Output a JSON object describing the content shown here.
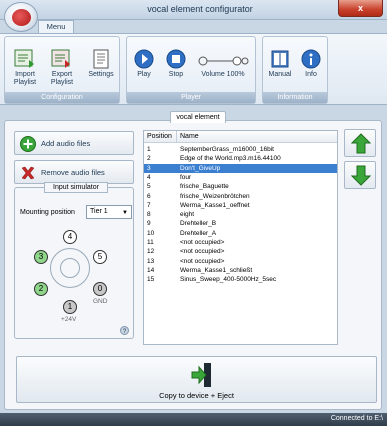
{
  "window": {
    "title": "vocal element configurator",
    "close_label": "x"
  },
  "menu": {
    "tab_label": "Menu"
  },
  "ribbon": {
    "groups": [
      {
        "label": "Configuration",
        "buttons": [
          {
            "label_line1": "Import",
            "label_line2": "Playlist",
            "icon": "import-playlist-icon"
          },
          {
            "label_line1": "Export",
            "label_line2": "Playlist",
            "icon": "export-playlist-icon"
          },
          {
            "label_line1": "Settings",
            "label_line2": "",
            "icon": "settings-icon"
          }
        ]
      },
      {
        "label": "Player",
        "buttons": [
          {
            "label_line1": "Play",
            "icon": "play-icon"
          },
          {
            "label_line1": "Stop",
            "icon": "stop-icon"
          },
          {
            "label_line1": "Volume 100%",
            "icon": "volume-slider-icon"
          }
        ]
      },
      {
        "label": "Information",
        "buttons": [
          {
            "label_line1": "Manual",
            "icon": "manual-book-icon"
          },
          {
            "label_line1": "Info",
            "icon": "info-icon"
          }
        ]
      }
    ]
  },
  "section": {
    "tab_label": "vocal element"
  },
  "actions": {
    "add_label": "Add audio files",
    "remove_label": "Remove audio files"
  },
  "simulator": {
    "title": "Input simulator",
    "mounting_label": "Mounting position",
    "mounting_value": "Tier 1",
    "dots": {
      "d4": "4",
      "d3": "3",
      "d5": "5",
      "d2": "2",
      "d0": "0",
      "d1": "1"
    },
    "gnd_label": "GND",
    "v24_label": "+24V"
  },
  "table": {
    "col_position": "Position",
    "col_name": "Name",
    "selected_index": 2,
    "rows": [
      {
        "pos": "1",
        "name": "SeptemberGrass_m16000_16bit"
      },
      {
        "pos": "2",
        "name": "Edge of the World.mp3.m16.44100"
      },
      {
        "pos": "3",
        "name": "Don't_GiveUp"
      },
      {
        "pos": "4",
        "name": "four"
      },
      {
        "pos": "5",
        "name": "frische_Baguette"
      },
      {
        "pos": "6",
        "name": "frische_Weizenbrötchen"
      },
      {
        "pos": "7",
        "name": "Werma_Kasse1_oeffnet"
      },
      {
        "pos": "8",
        "name": "eight"
      },
      {
        "pos": "9",
        "name": "Drehteller_B"
      },
      {
        "pos": "10",
        "name": "Drehteller_A"
      },
      {
        "pos": "11",
        "name": "<not occupied>"
      },
      {
        "pos": "12",
        "name": "<not occupied>"
      },
      {
        "pos": "13",
        "name": "<not occupied>"
      },
      {
        "pos": "14",
        "name": "Werma_Kasse1_schließt"
      },
      {
        "pos": "15",
        "name": "Sinus_Sweep_400-5000Hz_5sec"
      }
    ]
  },
  "copy": {
    "label": "Copy to device + Eject"
  },
  "status": {
    "text": "Connected to E:\\"
  },
  "colors": {
    "accent": "#3b7fd1",
    "green": "#3aa63a",
    "red": "#c62828",
    "status_bar": "#2f3c4a"
  }
}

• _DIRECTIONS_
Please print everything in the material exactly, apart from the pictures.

• _TASK ANSWER_
Output a JSON object describing the content shown here.
{
  "window": {
    "title": "vocal element configurator",
    "close_label": "x"
  },
  "menu": {
    "tab_label": "Menu"
  },
  "ribbon": {
    "groups": [
      {
        "label": "Configuration",
        "buttons": [
          {
            "label_line1": "Import",
            "label_line2": "Playlist",
            "icon": "import-playlist-icon"
          },
          {
            "label_line1": "Export",
            "label_line2": "Playlist",
            "icon": "export-playlist-icon"
          },
          {
            "label_line1": "Settings",
            "label_line2": "",
            "icon": "settings-icon"
          }
        ]
      },
      {
        "label": "Player",
        "buttons": [
          {
            "label_line1": "Play",
            "icon": "play-icon"
          },
          {
            "label_line1": "Stop",
            "icon": "stop-icon"
          },
          {
            "label_line1": "Volume 100%",
            "icon": "volume-slider-icon"
          }
        ]
      },
      {
        "label": "Information",
        "buttons": [
          {
            "label_line1": "Manual",
            "icon": "manual-book-icon"
          },
          {
            "label_line1": "Info",
            "icon": "info-icon"
          }
        ]
      }
    ]
  },
  "section": {
    "tab_label": "vocal element"
  },
  "actions": {
    "add_label": "Add audio files",
    "remove_label": "Remove audio files"
  },
  "simulator": {
    "title": "Input simulator",
    "mounting_label": "Mounting position",
    "mounting_value": "Tier 1",
    "dots": {
      "d4": "4",
      "d3": "3",
      "d5": "5",
      "d2": "2",
      "d0": "0",
      "d1": "1"
    },
    "gnd_label": "GND",
    "v24_label": "+24V"
  },
  "table": {
    "col_position": "Position",
    "col_name": "Name",
    "selected_index": 2,
    "rows": [
      {
        "pos": "1",
        "name": "SeptemberGrass_m16000_16bit"
      },
      {
        "pos": "2",
        "name": "Edge of the World.mp3.m16.44100"
      },
      {
        "pos": "3",
        "name": "Don't_GiveUp"
      },
      {
        "pos": "4",
        "name": "four"
      },
      {
        "pos": "5",
        "name": "frische_Baguette"
      },
      {
        "pos": "6",
        "name": "frische_Weizenbrötchen"
      },
      {
        "pos": "7",
        "name": "Werma_Kasse1_oeffnet"
      },
      {
        "pos": "8",
        "name": "eight"
      },
      {
        "pos": "9",
        "name": "Drehteller_B"
      },
      {
        "pos": "10",
        "name": "Drehteller_A"
      },
      {
        "pos": "11",
        "name": "<not occupied>"
      },
      {
        "pos": "12",
        "name": "<not occupied>"
      },
      {
        "pos": "13",
        "name": "<not occupied>"
      },
      {
        "pos": "14",
        "name": "Werma_Kasse1_schließt"
      },
      {
        "pos": "15",
        "name": "Sinus_Sweep_400-5000Hz_5sec"
      }
    ]
  },
  "copy": {
    "label": "Copy to device + Eject"
  },
  "status": {
    "text": "Connected to E:\\"
  },
  "colors": {
    "accent": "#3b7fd1",
    "green": "#3aa63a",
    "red": "#c62828",
    "status_bar": "#2f3c4a"
  }
}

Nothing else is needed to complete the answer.